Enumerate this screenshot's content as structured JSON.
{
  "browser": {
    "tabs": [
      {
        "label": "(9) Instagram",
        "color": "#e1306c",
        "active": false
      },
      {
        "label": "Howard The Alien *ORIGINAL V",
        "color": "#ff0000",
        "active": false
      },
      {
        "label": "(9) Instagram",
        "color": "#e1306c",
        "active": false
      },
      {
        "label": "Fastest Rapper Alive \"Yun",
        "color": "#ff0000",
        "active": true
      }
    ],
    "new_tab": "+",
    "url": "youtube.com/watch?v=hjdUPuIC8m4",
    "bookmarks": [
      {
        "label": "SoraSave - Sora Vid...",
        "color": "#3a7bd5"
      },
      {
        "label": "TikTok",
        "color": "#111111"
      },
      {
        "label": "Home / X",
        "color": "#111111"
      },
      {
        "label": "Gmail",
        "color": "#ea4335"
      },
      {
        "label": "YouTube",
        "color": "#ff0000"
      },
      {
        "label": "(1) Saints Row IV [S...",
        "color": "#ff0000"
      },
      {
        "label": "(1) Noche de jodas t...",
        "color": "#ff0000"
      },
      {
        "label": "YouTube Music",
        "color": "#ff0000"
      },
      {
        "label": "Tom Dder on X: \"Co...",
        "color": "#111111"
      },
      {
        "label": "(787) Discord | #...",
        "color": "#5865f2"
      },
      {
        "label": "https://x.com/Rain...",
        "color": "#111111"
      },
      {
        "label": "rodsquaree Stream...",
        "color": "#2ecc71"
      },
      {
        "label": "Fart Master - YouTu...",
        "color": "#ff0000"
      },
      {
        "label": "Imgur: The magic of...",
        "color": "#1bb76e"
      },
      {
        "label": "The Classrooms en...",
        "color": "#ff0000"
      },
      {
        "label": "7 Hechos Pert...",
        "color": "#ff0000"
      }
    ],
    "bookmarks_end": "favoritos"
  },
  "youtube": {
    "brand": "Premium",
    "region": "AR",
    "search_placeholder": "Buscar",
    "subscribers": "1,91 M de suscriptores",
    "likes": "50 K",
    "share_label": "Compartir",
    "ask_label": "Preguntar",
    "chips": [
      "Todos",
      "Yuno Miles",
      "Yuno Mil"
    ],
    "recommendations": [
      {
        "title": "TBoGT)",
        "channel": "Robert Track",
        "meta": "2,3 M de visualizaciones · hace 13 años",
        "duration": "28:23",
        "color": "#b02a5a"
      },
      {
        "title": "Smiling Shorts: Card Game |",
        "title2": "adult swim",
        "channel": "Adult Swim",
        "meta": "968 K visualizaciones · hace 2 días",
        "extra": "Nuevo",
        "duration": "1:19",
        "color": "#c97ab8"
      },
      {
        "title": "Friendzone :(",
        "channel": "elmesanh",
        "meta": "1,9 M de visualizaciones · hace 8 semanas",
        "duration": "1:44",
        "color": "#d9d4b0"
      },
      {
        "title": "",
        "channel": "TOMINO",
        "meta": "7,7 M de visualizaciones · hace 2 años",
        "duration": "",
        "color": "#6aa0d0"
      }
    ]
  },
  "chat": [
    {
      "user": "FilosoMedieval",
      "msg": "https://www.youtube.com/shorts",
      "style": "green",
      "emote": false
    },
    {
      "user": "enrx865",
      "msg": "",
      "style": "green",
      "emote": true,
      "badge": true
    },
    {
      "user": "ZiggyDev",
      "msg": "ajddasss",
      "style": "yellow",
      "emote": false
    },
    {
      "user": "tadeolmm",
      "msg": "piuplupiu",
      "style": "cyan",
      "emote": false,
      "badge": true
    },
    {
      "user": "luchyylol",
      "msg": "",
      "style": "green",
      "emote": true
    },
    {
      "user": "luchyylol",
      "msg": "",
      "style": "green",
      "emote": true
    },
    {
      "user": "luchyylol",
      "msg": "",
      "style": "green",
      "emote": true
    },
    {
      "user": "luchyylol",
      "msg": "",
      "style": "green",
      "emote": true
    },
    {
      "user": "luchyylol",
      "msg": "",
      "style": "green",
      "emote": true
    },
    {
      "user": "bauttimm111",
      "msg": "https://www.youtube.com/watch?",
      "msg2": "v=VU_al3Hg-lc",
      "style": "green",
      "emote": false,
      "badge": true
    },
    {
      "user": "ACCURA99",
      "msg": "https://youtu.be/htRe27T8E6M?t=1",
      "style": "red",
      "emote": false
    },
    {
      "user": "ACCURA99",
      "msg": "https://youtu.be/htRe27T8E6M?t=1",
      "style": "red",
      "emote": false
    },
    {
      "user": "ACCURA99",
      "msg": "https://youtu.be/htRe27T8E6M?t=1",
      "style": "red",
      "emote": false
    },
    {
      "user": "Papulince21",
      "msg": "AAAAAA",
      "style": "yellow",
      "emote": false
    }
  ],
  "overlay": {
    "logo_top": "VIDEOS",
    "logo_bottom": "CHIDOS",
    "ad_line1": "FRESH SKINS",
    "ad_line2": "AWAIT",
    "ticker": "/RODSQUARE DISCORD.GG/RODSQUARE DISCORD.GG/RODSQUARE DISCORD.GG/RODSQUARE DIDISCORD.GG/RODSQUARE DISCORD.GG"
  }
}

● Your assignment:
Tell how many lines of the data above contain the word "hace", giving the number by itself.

● Problem solution:
4